Intense is the word for writer/director Greg McLean’s 2005 film "Wolf Creek,” which must have done as much for Australian backpacking tourism as Spielberg’s “Jaws” did for splashing about in the ocean three decades earlier.
But it is not aliens that terrify in this road movie, where the unhygienic locals encountered along the way could empty a Star Wars bar with a single snaggled-toothed sneer. Then there is Mick Taylor (John Jarrat), a Vietnam Vet and unemployed so-called “head shooter,” or vermin killer, who no longer has a societally acceptable outlet for his sociopathy. Jarrat brings an uncanny realism to his role, such that one can only hope the actor is never out of work for long for fear of what pastimes he may turn to.
The film opens on the Australian coast, where we are treated to sun-filled close-ups of two young Brits, Liz (Cassandra Magrath) and her friend Kristy (Kestie Morassi), as they wait for an Ausie bloke, Ben (Nathan Phillips), who has agreed to drive them across country. Ben is busy taking care of a small detail at a used car lot, while the girls buy provisions and try to figure out which of them has caught his eye.
As far as we know, they are a partying yet sweet trio. Meanwhile, it is the grown-up world, if you will, that is obsessed with the obscene, like the used car salesman, who pumps an unreceptive Ben for sleazy details about his imminent mobile ménage à trois.
Our trio travels through a properly desolate landscape, dotted with quirky campsites. When Liz stops for gas at an eerie outpost, we are already on edge. Then Ben is caught goofing on the backwardness of this unlikely oasis, and although he makes a good recovery, we wonder if the damage has already been done. Are the locals insulted? Will they retaliate? Inside a primitive cafe, some Ausie-style "Delivrance" types voice their libidinous desires for the girls. Ben hustles the “sheilas” out of there, but tension continues to mount. And Ben's apparent insouciance is foreboding.
McLean is a fine filmmaker, as his deft character development demonstrates. By now we have come to like our young travelers, as we await the worst. At Wolf Creek, the site of the ancient crater, our heroes stop for a “three-hour tour” of the impact site and are promptly marooned in a moonscape that throws into sharp relief their utter vulnerability. Here, watches stop inexplicably; the car engine won't start; and Ben's amorousness sputters without ignition.
The musical score is as haunting as the landscape and just as impressive.
By the time Mick arrives to offer a tow, the group has already begun to break apart. Now the tale becomes one of survival: every woman for herself. Laughs are replaced by screams and Ben has vanished.

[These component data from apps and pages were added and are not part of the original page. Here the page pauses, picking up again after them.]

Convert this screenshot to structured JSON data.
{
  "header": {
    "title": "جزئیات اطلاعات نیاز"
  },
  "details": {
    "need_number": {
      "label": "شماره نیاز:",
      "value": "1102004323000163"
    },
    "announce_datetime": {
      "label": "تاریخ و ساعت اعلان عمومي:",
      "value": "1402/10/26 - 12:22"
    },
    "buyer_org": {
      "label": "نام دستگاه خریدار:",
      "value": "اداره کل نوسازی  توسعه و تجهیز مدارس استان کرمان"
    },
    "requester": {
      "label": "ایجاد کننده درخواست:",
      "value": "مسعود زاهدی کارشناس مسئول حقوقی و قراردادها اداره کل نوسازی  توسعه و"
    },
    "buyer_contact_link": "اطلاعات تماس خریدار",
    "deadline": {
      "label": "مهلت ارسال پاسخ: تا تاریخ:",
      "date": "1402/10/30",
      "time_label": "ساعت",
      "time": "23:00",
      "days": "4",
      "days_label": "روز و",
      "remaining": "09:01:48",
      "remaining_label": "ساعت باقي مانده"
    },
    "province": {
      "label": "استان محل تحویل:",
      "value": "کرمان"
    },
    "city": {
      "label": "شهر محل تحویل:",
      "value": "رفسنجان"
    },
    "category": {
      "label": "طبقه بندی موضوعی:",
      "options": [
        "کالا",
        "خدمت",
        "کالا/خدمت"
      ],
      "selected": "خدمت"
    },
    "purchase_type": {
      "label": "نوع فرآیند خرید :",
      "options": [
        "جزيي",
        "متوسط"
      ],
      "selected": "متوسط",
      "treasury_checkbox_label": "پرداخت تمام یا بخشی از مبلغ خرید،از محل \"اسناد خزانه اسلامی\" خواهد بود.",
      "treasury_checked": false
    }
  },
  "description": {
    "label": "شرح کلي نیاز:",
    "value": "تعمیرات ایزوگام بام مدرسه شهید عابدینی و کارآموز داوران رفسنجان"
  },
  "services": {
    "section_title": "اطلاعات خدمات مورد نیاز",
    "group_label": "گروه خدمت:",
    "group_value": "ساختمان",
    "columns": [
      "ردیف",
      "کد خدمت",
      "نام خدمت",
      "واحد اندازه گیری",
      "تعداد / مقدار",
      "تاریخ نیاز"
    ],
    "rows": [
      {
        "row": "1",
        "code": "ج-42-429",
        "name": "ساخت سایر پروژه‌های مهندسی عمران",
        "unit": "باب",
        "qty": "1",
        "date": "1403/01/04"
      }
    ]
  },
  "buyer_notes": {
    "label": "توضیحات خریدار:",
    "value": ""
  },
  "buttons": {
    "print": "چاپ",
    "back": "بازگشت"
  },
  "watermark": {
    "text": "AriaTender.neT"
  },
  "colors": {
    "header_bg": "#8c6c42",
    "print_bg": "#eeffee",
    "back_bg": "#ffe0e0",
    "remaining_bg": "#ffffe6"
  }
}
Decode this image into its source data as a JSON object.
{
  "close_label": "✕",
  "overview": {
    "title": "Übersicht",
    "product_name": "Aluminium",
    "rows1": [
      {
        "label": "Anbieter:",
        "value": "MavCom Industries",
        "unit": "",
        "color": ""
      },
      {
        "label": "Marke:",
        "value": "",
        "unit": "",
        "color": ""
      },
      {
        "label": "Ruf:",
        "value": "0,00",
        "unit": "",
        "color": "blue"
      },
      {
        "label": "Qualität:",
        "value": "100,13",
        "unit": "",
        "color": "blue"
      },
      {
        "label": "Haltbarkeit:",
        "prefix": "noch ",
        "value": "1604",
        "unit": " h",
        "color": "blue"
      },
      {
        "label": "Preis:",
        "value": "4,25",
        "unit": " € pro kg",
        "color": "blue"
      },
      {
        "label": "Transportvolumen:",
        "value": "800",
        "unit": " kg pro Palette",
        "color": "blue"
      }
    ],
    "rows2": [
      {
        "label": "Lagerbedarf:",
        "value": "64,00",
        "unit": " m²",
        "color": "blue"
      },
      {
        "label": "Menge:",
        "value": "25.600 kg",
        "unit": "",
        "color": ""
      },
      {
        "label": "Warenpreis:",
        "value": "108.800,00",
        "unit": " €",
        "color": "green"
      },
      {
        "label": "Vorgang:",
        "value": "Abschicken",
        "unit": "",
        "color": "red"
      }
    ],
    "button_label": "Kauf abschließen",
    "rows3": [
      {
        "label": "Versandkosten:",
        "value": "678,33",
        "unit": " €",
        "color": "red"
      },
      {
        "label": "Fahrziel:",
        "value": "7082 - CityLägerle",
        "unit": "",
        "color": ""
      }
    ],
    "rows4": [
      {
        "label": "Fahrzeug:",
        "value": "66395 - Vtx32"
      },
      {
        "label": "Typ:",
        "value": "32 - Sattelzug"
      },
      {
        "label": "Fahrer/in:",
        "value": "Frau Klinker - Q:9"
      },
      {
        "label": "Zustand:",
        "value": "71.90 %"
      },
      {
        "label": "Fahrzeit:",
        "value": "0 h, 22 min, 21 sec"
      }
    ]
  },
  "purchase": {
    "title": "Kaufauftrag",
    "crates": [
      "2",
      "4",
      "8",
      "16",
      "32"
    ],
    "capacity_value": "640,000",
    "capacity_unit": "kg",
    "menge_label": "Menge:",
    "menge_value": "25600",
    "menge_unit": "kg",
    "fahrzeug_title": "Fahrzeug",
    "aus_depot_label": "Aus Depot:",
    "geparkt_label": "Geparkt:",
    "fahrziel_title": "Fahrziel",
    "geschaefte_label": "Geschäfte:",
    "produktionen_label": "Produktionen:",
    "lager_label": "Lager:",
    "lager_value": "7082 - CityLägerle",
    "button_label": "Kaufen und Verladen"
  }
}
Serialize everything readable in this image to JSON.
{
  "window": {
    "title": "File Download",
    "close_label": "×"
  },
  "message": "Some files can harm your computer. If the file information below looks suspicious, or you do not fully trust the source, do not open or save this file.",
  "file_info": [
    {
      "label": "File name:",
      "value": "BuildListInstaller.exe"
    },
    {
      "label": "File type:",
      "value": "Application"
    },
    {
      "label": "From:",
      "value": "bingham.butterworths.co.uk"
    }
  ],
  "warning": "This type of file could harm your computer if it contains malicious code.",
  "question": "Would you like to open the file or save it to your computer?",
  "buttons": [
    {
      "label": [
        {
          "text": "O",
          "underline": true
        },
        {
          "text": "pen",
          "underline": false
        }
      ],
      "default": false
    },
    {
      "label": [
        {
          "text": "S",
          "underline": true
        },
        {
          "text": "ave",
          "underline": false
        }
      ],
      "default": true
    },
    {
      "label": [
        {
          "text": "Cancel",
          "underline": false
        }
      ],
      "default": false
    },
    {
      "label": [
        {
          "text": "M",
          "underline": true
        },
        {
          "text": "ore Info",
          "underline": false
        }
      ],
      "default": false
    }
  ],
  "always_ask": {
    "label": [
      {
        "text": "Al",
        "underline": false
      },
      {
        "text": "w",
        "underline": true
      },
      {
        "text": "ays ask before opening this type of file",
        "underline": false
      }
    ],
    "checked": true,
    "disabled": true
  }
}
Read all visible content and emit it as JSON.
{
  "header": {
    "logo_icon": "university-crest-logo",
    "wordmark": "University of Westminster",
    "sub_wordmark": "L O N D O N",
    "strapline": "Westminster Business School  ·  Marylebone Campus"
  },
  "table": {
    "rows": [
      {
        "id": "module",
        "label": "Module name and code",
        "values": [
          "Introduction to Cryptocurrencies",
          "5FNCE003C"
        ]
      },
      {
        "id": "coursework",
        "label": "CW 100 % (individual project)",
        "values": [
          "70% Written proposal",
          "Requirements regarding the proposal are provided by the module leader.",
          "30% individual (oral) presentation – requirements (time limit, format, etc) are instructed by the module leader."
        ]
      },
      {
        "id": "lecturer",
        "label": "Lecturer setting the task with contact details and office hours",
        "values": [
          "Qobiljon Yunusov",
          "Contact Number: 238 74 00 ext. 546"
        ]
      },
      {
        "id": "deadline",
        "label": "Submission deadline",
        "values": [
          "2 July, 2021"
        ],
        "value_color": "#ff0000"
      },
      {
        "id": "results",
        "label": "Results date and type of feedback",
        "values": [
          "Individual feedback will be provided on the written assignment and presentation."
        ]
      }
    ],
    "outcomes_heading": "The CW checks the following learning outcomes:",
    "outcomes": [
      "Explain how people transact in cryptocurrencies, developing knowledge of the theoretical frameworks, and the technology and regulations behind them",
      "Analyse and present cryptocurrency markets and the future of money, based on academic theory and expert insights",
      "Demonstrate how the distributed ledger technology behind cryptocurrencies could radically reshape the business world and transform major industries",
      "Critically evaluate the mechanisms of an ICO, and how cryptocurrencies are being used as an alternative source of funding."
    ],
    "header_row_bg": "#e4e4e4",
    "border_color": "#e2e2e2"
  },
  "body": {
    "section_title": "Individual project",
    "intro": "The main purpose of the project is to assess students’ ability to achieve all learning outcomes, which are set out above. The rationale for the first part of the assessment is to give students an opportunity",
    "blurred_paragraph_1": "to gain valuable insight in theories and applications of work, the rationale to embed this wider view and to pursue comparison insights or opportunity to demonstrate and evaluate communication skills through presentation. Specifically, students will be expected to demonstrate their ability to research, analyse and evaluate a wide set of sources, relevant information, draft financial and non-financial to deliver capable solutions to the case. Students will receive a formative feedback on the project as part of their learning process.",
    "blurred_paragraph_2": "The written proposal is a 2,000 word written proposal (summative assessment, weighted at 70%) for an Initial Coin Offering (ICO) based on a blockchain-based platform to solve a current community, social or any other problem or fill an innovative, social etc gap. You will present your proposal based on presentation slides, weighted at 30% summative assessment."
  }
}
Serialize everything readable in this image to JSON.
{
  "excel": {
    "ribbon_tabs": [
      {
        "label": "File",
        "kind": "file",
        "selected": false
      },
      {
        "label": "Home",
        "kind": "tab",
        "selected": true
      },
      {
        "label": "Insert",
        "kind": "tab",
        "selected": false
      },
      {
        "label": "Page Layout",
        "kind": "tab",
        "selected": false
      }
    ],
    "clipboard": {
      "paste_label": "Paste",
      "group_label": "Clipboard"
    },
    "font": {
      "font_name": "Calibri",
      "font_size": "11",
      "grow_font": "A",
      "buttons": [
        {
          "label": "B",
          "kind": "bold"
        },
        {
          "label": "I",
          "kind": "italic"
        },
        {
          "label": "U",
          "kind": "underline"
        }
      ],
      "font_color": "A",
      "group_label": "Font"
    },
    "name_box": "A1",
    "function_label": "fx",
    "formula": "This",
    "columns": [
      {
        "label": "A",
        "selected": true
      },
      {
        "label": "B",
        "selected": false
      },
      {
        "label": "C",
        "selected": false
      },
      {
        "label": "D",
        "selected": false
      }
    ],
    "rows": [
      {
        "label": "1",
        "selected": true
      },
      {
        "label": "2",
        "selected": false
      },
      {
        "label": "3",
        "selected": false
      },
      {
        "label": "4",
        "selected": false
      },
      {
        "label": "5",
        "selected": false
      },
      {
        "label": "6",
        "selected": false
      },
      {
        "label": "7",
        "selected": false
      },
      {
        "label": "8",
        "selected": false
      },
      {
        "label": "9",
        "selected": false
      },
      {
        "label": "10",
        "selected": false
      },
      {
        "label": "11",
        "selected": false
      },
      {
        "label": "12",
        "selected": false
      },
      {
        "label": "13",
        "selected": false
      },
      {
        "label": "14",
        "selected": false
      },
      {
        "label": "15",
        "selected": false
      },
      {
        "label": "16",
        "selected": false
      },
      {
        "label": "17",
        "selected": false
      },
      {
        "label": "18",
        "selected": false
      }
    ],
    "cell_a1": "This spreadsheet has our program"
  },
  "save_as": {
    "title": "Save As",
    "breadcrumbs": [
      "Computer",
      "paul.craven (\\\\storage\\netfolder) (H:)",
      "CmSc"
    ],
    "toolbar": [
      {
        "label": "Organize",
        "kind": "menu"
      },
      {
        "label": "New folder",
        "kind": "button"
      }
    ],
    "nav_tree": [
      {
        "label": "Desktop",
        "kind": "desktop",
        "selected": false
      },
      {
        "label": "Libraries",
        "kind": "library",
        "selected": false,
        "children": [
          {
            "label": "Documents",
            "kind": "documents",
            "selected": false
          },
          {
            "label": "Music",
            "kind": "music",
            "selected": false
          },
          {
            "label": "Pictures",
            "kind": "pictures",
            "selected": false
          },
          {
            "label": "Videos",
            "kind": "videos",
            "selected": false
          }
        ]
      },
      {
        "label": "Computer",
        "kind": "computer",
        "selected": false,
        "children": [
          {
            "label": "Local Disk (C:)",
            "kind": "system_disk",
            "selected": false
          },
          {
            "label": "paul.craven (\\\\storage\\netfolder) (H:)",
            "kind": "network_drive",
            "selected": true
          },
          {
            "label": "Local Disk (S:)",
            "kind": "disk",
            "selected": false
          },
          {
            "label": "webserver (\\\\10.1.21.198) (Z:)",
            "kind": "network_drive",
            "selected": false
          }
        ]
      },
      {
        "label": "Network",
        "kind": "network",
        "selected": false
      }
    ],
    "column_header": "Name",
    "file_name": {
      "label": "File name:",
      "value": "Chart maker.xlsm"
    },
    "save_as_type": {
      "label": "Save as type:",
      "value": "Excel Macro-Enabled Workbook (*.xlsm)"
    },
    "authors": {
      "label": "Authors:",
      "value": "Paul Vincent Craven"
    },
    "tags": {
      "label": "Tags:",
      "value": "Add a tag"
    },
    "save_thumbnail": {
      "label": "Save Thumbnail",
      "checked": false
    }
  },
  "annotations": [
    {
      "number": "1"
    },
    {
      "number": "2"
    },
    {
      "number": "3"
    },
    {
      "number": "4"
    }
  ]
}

The violence is as stark as the earlier images were sunshiny and overexposed. And like any good scary movie, viewer imagination adds tenfold to the terror.
The movie's ending strives for ambiguity, insinuating doubt into the existence of Mick who, we are informed, was never found by police in the actual case the film claims to be based on.
Is Ben just a nice guy who was lucky to survive a hellish ordeal? Or does Ben’s story about a psycho-killer serve to hide demons inside the boy himself? Did Ben have sinister reasons for guiding two girls who were too far from home into a place that has attracted disaster for thousands of years?
In good conscience, I cannot recommend this film because of its sickening portrayal of gruesome violence against the helpless. Still, if you are a hopeless aficionado of the genre be warned that "Wolf Creek" rates three and a half razor-sharp, ketchup-coated stars.